Your answer must consist of every line from the data below that includes the word "title".

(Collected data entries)
* * * * * * * * *

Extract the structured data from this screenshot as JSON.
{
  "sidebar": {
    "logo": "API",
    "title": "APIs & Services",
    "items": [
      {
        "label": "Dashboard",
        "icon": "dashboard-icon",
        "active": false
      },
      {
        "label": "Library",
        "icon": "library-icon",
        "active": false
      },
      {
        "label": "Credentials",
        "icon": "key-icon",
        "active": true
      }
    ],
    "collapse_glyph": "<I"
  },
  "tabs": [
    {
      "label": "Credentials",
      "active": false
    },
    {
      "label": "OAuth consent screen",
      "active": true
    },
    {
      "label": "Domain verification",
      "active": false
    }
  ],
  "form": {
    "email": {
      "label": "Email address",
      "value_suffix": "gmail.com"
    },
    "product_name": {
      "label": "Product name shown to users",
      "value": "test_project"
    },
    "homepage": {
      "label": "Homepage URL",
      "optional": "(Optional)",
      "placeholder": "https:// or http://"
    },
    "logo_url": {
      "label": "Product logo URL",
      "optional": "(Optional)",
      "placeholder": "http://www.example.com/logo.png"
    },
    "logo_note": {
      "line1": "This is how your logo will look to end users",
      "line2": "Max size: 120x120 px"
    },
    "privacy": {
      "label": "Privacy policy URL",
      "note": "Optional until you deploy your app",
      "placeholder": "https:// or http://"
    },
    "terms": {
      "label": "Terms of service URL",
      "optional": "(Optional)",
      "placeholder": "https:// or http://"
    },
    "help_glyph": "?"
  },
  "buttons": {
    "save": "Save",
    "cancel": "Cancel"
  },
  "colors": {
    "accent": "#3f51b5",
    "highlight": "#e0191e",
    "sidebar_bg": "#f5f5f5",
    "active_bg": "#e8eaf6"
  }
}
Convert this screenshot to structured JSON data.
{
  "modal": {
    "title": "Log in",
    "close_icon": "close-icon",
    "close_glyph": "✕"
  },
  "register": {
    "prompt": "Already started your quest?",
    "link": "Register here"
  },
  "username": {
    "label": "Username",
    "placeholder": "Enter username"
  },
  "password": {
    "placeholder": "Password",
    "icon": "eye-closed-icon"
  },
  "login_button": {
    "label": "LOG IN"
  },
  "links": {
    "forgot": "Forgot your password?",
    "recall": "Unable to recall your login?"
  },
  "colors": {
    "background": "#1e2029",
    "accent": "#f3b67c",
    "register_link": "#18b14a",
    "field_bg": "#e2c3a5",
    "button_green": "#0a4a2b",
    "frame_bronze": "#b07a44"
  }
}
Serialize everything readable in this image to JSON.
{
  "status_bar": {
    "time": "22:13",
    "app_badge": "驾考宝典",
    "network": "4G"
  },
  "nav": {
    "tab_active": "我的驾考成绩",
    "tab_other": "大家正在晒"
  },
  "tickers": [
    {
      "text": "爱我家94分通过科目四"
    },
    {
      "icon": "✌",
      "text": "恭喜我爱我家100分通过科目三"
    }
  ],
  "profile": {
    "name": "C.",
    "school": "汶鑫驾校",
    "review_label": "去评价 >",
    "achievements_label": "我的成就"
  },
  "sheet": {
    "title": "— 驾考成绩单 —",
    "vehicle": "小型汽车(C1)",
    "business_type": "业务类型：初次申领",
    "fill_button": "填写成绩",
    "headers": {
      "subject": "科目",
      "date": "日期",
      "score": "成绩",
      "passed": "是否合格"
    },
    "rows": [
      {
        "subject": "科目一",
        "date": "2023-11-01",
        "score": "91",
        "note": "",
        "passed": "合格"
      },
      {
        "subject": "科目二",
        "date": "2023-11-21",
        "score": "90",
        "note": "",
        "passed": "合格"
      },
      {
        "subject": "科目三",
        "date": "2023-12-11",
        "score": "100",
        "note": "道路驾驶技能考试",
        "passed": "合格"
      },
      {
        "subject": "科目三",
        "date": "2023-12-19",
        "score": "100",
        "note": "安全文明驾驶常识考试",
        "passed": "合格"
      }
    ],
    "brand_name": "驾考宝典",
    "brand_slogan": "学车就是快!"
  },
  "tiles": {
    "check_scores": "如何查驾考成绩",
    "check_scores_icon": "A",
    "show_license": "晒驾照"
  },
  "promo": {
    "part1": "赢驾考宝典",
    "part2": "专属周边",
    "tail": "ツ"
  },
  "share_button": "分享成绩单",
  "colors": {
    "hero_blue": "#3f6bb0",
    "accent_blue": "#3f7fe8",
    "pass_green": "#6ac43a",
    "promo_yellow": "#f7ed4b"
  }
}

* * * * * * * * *

▸ **RESPONSE BOX**:
    "title": "APIs & Services",
    "title": "Log in",
    "title": "— 驾考成绩单 —",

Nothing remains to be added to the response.